While Katie was being checked out of the ER, I ran into the Humbers as they brought young Russell in. His fever had gotten worse, and they were spending yet another evening in the hospital.
I sat down in the room and told them what I just told you. I only had a small taste of the horror that hey have endured, but talking about it with them was a healing experience. Our kids are the same age, and we both almost lost them. They are dealing with a big fight, much bigger than ours.
It turns out the lifeguard, the teenage kid who just got his Red Cross certification last year, had just started working for his second season at the club. He probably was planning on getting a tan over the summer, meeting some girls and maybe pulling someone out of the pool with leg cramps.
His name is Nick Ferrebee. He just graduated from Caledonia High School and will be headed to ICC in the fall. He stuck to his training, he kept his cool and he saved my little girls life. I don’t know how to thank him; I plan to do everything I can to let him know how much I owe him.
By the time most of you are reading this Thursday afternoon, Katie will be back at the pool to spend some time with Nick. She says he’s a superhero (just like Superman.)
I ask that anyone who knows Nick or his family, please give them a hug and do whatever you can to help him. In honor of him, we ask that you consider donating to the Thomas Russell Humbers benefit account at Bank First. A special thanks go out to EMCC, who owns Lion Hills, for having well-trained lifeguards on hand at all times.

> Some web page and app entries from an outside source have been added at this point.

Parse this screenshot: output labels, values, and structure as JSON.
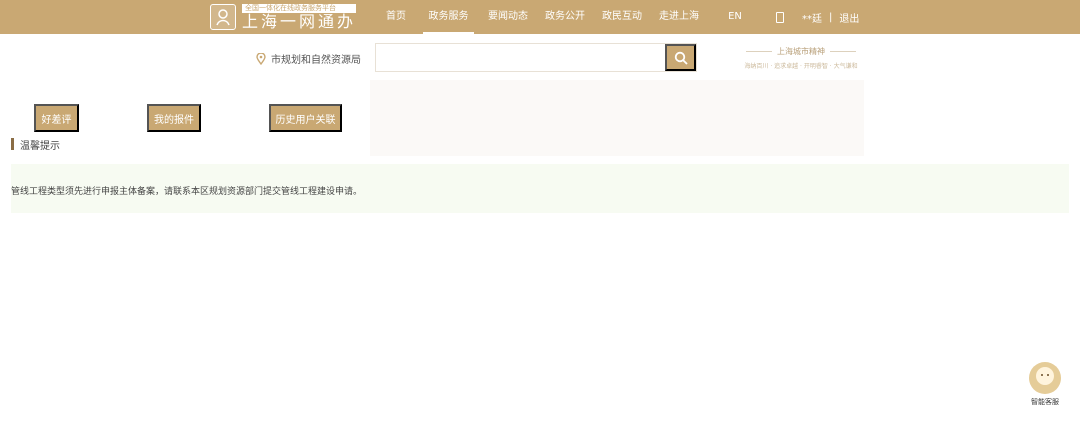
{
  "header": {
    "logo_subtitle": "全国一体化在线政务服务平台",
    "logo_title": "上海一网通办",
    "nav": [
      {
        "label": "首页"
      },
      {
        "label": "政务服务"
      },
      {
        "label": "要闻动态"
      },
      {
        "label": "政务公开"
      },
      {
        "label": "政民互动"
      },
      {
        "label": "走进上海"
      },
      {
        "label": "EN"
      }
    ],
    "user_name": "**廷",
    "separator": "|",
    "logout_label": "退出"
  },
  "search": {
    "location_label": "市规划和自然资源局",
    "placeholder": "",
    "value": ""
  },
  "brand": {
    "title": "上海城市精神",
    "tagline": "海纳百川 · 追求卓越 · 开明睿智 · 大气谦和"
  },
  "actions": {
    "rating_label": "好差评",
    "my_submissions_label": "我的报件",
    "history_link_label": "历史用户关联"
  },
  "notice": {
    "heading": "温馨提示",
    "message": "管线工程类型须先进行申报主体备案，请联系本区规划资源部门提交管线工程建设申请。"
  },
  "assistant": {
    "label": "智能客服"
  },
  "colors": {
    "accent_gold": "#c9a873",
    "notice_background": "#f7fbf2",
    "notice_bar": "#8b6d45"
  }
}
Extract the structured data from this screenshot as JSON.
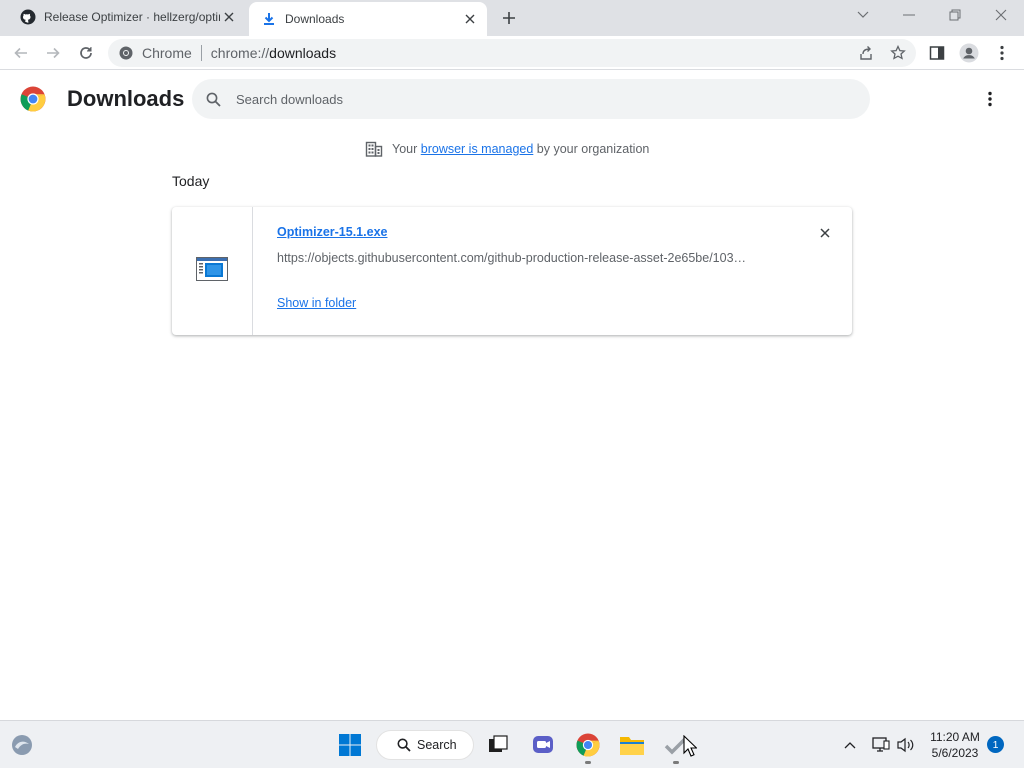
{
  "tabs": [
    {
      "title": "Release Optimizer · hellzerg/optimizer",
      "icon": "github-icon",
      "active": false
    },
    {
      "title": "Downloads",
      "icon": "download-icon",
      "active": true
    }
  ],
  "omnibox": {
    "chip_label": "Chrome",
    "url_host": "chrome://",
    "url_path": "downloads"
  },
  "page": {
    "title": "Downloads",
    "search_placeholder": "Search downloads",
    "managed": {
      "prefix": "Your",
      "link": "browser is managed",
      "suffix": "by your organization"
    },
    "sections": [
      {
        "date": "Today",
        "items": [
          {
            "filename": "Optimizer-15.1.exe",
            "url": "https://objects.githubusercontent.com/github-production-release-asset-2e65be/103…",
            "action": "Show in folder",
            "icon": "exe-file-icon"
          }
        ]
      }
    ]
  },
  "taskbar": {
    "search_label": "Search",
    "clock_time": "11:20 AM",
    "clock_date": "5/6/2023",
    "notification_count": "1"
  },
  "colors": {
    "accent": "#1a73e8",
    "tabstrip": "#dfe1e5",
    "omnibox": "#f1f3f4",
    "taskbar": "#eef0f3"
  }
}
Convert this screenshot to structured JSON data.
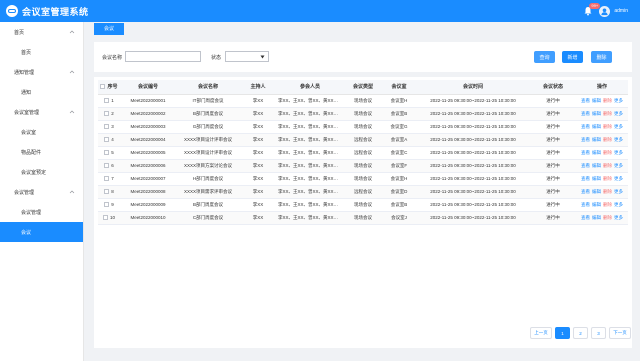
{
  "app": {
    "title": "会议室管理系统",
    "notification_count": "99+",
    "username": "admin"
  },
  "sidebar": {
    "groups": [
      {
        "label": "首页",
        "children": [
          "首页"
        ]
      },
      {
        "label": "通知管理",
        "children": [
          "通知"
        ]
      },
      {
        "label": "会议室管理",
        "children": [
          "会议室",
          "物品配件",
          "会议室预定"
        ]
      },
      {
        "label": "会议管理",
        "children": [
          "会议管理",
          "会议"
        ]
      }
    ],
    "active_item": "会议"
  },
  "tabs": {
    "active": "会议"
  },
  "search": {
    "name_label": "会议名称",
    "name_value": "",
    "name_placeholder": "",
    "status_label": "状态",
    "status_value": "",
    "search_label": "查询",
    "add_label": "新增",
    "delete_label": "删除"
  },
  "table": {
    "columns": [
      "序号",
      "会议编号",
      "会议名称",
      "主持人",
      "参会人员",
      "会议类型",
      "会议室",
      "会议时间",
      "会议状态",
      "操作"
    ],
    "ops": {
      "view": "查看",
      "edit": "编辑",
      "delete": "删除",
      "more": "更多"
    },
    "rows": [
      {
        "no": "1",
        "code": "Meet2022000001",
        "name": "IT部门周度会议",
        "host": "李XX",
        "attendees": "李XX、王XX、曾XX、黄XX、……",
        "type": "现场会议",
        "room": "会议室H",
        "time": "2022-11-25 09:30:00~2022-11-25 10:30:00",
        "status": "进行中"
      },
      {
        "no": "2",
        "code": "Meet2022000002",
        "name": "B部门周度会议",
        "host": "李XX",
        "attendees": "李XX、王XX、曾XX、黄XX、……",
        "type": "现场会议",
        "room": "会议室B",
        "time": "2022-11-25 09:30:00~2022-11-25 10:30:00",
        "status": "进行中"
      },
      {
        "no": "3",
        "code": "Meet2022000003",
        "name": "G部门周度会议",
        "host": "李XX",
        "attendees": "李XX、王XX、曾XX、黄XX、……",
        "type": "现场会议",
        "room": "会议室G",
        "time": "2022-11-25 09:30:00~2022-11-25 10:30:00",
        "status": "进行中"
      },
      {
        "no": "4",
        "code": "Meet2022000004",
        "name": "XXXX项目设计评审会议",
        "host": "李XX",
        "attendees": "李XX、王XX、曾XX、黄XX、……",
        "type": "远程会议",
        "room": "会议室A",
        "time": "2022-11-25 09:30:00~2022-11-25 10:30:00",
        "status": "进行中"
      },
      {
        "no": "5",
        "code": "Meet2022000005",
        "name": "XXXX项目设计评审会议",
        "host": "李XX",
        "attendees": "李XX、王XX、曾XX、黄XX、……",
        "type": "远程会议",
        "room": "会议室C",
        "time": "2022-11-25 09:30:00~2022-11-25 10:30:00",
        "status": "进行中"
      },
      {
        "no": "6",
        "code": "Meet2022000006",
        "name": "XXXX项目方案讨论会议",
        "host": "李XX",
        "attendees": "李XX、王XX、曾XX、黄XX、……",
        "type": "现场会议",
        "room": "会议室F",
        "time": "2022-11-25 09:30:00~2022-11-25 10:30:00",
        "status": "进行中"
      },
      {
        "no": "7",
        "code": "Meet2022000007",
        "name": "H部门周度会议",
        "host": "李XX",
        "attendees": "李XX、王XX、曾XX、黄XX、……",
        "type": "现场会议",
        "room": "会议室H",
        "time": "2022-11-25 09:30:00~2022-11-25 10:30:00",
        "status": "进行中"
      },
      {
        "no": "8",
        "code": "Meet2022000008",
        "name": "XXXX项目需求评审会议",
        "host": "李XX",
        "attendees": "李XX、王XX、曾XX、黄XX、……",
        "type": "远程会议",
        "room": "会议室D",
        "time": "2022-11-25 09:30:00~2022-11-25 10:30:00",
        "status": "进行中"
      },
      {
        "no": "9",
        "code": "Meet2022000009",
        "name": "B部门周度会议",
        "host": "李XX",
        "attendees": "李XX、王XX、曾XX、黄XX、……",
        "type": "现场会议",
        "room": "会议室B",
        "time": "2022-11-25 09:30:00~2022-11-25 10:30:00",
        "status": "进行中"
      },
      {
        "no": "10",
        "code": "Meet2022000010",
        "name": "C部门周度会议",
        "host": "李XX",
        "attendees": "李XX、王XX、曾XX、黄XX、……",
        "type": "现场会议",
        "room": "会议室J",
        "time": "2022-11-25 09:30:00~2022-11-25 10:30:00",
        "status": "进行中"
      }
    ]
  },
  "pagination": {
    "prev": "上一页",
    "pages": [
      "1",
      "2",
      "3"
    ],
    "current": "1",
    "next": "下一页"
  },
  "colors": {
    "primary": "#1a8cff",
    "danger": "#f56c6c"
  }
}
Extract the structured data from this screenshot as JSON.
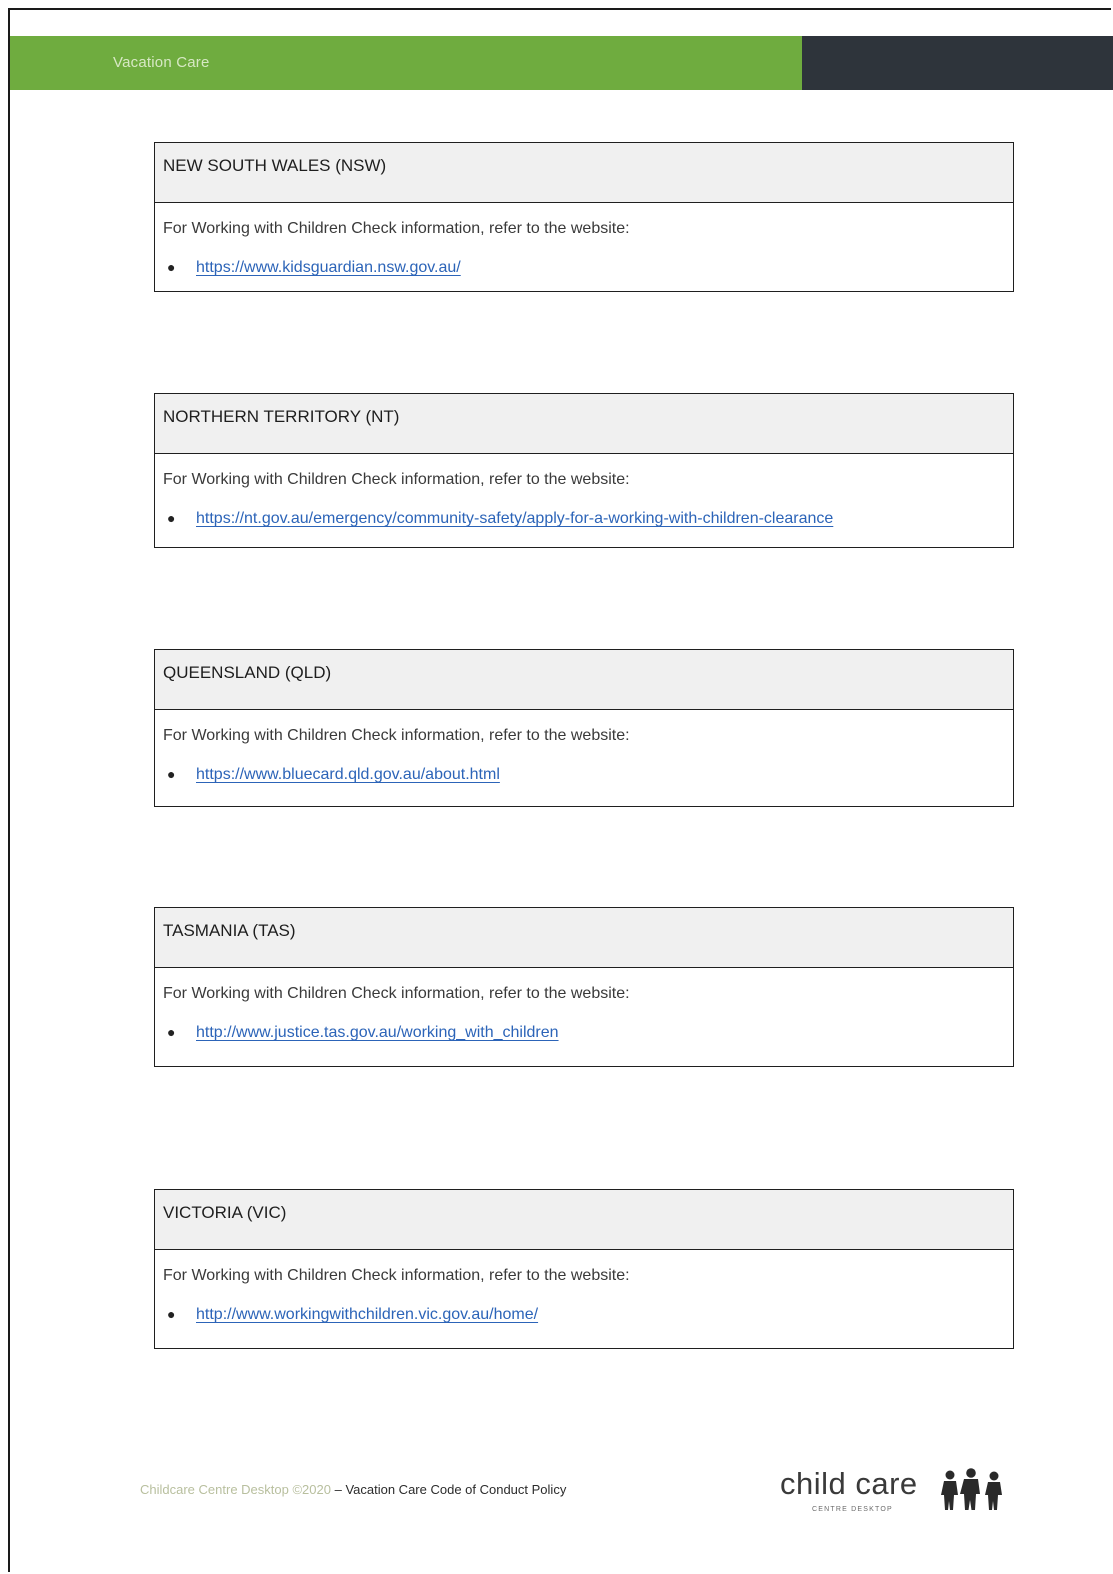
{
  "header": {
    "title": "Vacation Care"
  },
  "sections": [
    {
      "heading": "NEW SOUTH WALES (NSW)",
      "intro": "For Working with Children Check information, refer to the website:",
      "link": "https://www.kidsguardian.nsw.gov.au/"
    },
    {
      "heading": "NORTHERN TERRITORY (NT)",
      "intro": "For Working with Children Check information, refer to the website:",
      "link": "https://nt.gov.au/emergency/community-safety/apply-for-a-working-with-children-clearance"
    },
    {
      "heading": "QUEENSLAND (QLD)",
      "intro": "For Working with Children Check information, refer to the website:",
      "link": "https://www.bluecard.qld.gov.au/about.html"
    },
    {
      "heading": "TASMANIA (TAS)",
      "intro": "For Working with Children Check information, refer to the website:",
      "link": "http://www.justice.tas.gov.au/working_with_children"
    },
    {
      "heading": "VICTORIA (VIC)",
      "intro": "For Working with Children Check information, refer to the website:",
      "link": "http://www.workingwithchildren.vic.gov.au/home/"
    }
  ],
  "footer": {
    "copyright": "Childcare Centre Desktop ©2020",
    "separator": " – ",
    "policy": "Vacation Care Code of Conduct Policy"
  },
  "logo": {
    "wordmark": "child care",
    "tagline": "CENTRE DESKTOP",
    "icon": "children-silhouette-icon"
  },
  "colors": {
    "header_green": "#6fac3f",
    "header_dark": "#2e343b",
    "link": "#2c64b8"
  }
}
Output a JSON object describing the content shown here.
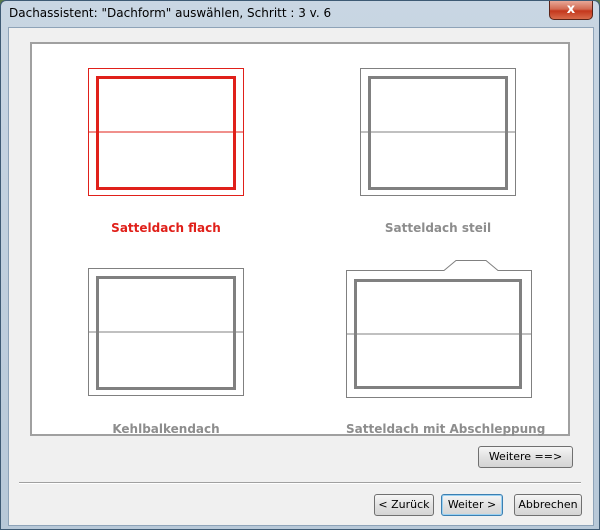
{
  "window": {
    "title": "Dachassistent: \"Dachform\" auswählen, Schritt : 3 v. 6",
    "close_glyph": "x"
  },
  "options": [
    {
      "label": "Satteldach flach",
      "selected": true
    },
    {
      "label": "Satteldach steil",
      "selected": false
    },
    {
      "label": "Kehlbalkendach",
      "selected": false
    },
    {
      "label": "Satteldach mit Abschleppung",
      "selected": false
    }
  ],
  "buttons": {
    "more": "Weitere ==>",
    "back": "< Zurück",
    "next": "Weiter >",
    "cancel": "Abbrechen"
  },
  "colors": {
    "selected": "#e0201a",
    "unselected": "#808080"
  }
}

Colin Krieger is the Publisher of The Columbus Packet. You can reach him at email@example.com